• **What to do**: Without any alteration, retype the records that appear below.

• **Extracted material**:
- Opening Delimiter -
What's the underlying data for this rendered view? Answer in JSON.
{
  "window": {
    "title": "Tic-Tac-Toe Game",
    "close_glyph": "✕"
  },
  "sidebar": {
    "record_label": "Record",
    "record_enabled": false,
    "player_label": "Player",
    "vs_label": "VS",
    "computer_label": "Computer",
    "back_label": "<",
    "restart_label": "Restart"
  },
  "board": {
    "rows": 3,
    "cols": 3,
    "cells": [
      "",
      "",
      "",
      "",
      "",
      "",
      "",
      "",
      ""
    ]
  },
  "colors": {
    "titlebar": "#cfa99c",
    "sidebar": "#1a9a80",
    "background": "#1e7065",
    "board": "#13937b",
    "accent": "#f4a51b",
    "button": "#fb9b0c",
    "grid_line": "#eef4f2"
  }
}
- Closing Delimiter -
• **Answer space**:
What's the underlying data for this rendered view? Answer in JSON.
{
  "window": {
    "title": "Tic-Tac-Toe Game",
    "close_glyph": "✕"
  },
  "sidebar": {
    "record_label": "Record",
    "record_enabled": false,
    "player_label": "Player",
    "vs_label": "VS",
    "computer_label": "Computer",
    "back_label": "<",
    "restart_label": "Restart"
  },
  "board": {
    "rows": 3,
    "cols": 3,
    "cells": [
      "",
      "",
      "",
      "",
      "",
      "",
      "",
      "",
      ""
    ]
  },
  "colors": {
    "titlebar": "#cfa99c",
    "sidebar": "#1a9a80",
    "background": "#1e7065",
    "board": "#13937b",
    "accent": "#f4a51b",
    "button": "#fb9b0c",
    "grid_line": "#eef4f2"
  }
}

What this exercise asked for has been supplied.